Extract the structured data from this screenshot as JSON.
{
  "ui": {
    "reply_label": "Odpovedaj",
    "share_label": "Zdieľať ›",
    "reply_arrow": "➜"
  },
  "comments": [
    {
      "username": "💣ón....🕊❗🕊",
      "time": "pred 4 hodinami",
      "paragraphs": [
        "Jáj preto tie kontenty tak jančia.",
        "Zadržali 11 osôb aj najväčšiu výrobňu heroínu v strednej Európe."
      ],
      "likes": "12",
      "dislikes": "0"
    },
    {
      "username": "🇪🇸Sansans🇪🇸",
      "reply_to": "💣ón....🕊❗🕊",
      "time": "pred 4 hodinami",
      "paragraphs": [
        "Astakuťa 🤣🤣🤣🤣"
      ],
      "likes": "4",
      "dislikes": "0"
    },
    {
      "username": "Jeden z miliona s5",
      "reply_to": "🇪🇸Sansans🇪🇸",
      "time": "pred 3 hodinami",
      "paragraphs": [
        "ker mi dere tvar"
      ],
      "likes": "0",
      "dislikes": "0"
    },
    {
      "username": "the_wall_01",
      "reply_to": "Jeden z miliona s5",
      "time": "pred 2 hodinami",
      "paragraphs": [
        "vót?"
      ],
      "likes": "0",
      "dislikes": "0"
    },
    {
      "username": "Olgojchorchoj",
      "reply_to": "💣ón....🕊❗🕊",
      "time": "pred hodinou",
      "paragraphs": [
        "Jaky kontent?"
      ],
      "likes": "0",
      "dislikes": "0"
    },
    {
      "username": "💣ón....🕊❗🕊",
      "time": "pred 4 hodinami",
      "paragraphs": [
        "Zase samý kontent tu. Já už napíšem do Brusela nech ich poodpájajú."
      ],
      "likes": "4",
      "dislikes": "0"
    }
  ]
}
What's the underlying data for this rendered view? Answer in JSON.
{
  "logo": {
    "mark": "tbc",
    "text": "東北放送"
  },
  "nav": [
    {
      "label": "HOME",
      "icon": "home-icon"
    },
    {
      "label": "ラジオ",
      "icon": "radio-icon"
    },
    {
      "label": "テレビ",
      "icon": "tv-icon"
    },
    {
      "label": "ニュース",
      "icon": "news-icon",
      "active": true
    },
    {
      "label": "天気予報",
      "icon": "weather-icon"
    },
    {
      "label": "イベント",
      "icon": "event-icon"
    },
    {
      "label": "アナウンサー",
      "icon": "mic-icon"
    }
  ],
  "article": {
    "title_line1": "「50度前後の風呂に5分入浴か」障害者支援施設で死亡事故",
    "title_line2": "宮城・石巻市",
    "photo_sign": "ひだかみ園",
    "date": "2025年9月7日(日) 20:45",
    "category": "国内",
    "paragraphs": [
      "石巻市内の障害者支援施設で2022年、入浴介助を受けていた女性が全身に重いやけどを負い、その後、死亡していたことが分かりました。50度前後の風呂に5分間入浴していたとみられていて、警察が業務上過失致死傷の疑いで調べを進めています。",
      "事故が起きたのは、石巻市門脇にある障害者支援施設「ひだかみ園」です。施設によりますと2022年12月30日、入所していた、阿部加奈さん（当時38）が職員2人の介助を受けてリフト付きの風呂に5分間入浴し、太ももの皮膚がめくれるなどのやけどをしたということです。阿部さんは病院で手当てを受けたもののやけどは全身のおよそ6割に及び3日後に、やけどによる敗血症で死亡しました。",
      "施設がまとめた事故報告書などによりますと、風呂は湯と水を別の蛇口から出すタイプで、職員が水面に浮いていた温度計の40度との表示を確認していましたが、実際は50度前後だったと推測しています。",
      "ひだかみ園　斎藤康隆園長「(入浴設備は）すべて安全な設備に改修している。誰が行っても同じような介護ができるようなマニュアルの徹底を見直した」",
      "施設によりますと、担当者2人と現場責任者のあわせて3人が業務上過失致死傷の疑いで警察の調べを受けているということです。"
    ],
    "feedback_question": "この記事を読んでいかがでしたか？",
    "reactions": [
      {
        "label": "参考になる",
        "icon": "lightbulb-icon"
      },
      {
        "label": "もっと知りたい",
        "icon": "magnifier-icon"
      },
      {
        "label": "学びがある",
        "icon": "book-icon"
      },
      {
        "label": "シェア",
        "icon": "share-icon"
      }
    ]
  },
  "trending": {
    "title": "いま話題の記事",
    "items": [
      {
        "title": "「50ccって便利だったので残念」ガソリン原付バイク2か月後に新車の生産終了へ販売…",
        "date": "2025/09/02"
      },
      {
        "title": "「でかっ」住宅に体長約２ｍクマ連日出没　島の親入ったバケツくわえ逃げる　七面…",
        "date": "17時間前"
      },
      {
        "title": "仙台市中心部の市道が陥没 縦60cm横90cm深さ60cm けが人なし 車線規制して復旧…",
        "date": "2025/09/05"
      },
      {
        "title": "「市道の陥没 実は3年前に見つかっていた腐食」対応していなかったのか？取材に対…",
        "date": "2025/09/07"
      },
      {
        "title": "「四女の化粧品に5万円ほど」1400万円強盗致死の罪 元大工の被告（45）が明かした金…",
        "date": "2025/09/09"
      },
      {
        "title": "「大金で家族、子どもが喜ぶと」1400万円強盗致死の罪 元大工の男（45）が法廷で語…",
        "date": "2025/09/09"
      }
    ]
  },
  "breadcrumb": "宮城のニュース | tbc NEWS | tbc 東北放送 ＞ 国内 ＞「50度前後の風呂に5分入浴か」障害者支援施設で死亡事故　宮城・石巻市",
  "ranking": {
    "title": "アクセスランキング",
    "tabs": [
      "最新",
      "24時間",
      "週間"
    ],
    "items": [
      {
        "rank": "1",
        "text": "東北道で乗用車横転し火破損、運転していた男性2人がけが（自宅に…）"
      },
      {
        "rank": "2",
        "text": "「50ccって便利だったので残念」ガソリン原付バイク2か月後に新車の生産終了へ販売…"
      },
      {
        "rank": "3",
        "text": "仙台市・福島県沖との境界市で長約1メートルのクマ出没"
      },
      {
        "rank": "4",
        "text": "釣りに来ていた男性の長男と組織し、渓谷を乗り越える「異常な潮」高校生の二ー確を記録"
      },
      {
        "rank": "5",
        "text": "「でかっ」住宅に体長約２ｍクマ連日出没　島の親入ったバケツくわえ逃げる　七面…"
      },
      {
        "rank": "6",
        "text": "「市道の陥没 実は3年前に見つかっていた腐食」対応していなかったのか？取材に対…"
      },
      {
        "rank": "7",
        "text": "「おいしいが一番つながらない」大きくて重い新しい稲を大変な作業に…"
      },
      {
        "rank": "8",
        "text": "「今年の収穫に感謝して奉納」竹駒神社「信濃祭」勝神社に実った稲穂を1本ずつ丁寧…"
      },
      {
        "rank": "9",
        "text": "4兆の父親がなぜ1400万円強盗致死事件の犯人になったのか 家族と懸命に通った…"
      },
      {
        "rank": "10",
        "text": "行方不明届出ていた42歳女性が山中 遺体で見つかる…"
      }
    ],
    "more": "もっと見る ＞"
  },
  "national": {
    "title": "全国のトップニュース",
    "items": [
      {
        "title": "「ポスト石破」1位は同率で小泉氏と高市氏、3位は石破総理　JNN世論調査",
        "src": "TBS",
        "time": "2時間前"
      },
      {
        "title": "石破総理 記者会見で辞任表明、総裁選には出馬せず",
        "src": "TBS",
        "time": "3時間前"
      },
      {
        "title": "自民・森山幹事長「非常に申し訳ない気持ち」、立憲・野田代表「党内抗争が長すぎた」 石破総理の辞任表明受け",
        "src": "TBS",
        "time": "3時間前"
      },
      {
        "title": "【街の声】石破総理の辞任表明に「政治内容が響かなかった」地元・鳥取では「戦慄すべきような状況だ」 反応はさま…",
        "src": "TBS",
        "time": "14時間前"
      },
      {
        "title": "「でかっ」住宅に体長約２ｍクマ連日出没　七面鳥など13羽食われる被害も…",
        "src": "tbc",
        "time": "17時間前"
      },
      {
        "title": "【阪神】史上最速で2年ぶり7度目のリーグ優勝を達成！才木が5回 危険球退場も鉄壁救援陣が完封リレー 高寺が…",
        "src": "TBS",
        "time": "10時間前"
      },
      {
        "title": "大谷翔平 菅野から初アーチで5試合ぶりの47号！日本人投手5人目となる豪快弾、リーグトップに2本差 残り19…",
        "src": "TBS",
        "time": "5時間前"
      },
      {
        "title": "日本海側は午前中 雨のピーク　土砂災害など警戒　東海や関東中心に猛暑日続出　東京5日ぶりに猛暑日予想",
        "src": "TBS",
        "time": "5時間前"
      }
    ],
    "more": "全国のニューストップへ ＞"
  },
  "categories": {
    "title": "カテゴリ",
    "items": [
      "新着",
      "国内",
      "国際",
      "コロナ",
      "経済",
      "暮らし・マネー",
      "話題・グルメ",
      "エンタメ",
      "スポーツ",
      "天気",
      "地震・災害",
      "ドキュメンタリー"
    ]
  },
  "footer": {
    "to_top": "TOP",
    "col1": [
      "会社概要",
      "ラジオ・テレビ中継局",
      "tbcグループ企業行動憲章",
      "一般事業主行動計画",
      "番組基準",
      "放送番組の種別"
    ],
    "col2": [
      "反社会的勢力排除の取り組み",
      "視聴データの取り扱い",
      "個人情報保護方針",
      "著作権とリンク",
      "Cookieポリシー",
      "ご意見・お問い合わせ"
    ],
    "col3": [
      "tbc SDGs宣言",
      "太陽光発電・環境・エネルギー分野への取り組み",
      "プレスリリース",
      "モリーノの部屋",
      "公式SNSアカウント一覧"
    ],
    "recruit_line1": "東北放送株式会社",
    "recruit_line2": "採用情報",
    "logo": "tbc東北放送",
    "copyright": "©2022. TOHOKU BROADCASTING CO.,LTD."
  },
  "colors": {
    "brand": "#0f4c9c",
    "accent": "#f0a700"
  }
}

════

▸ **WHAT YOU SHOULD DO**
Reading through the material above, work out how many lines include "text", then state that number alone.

▸ **YOUR RESPONSE**
11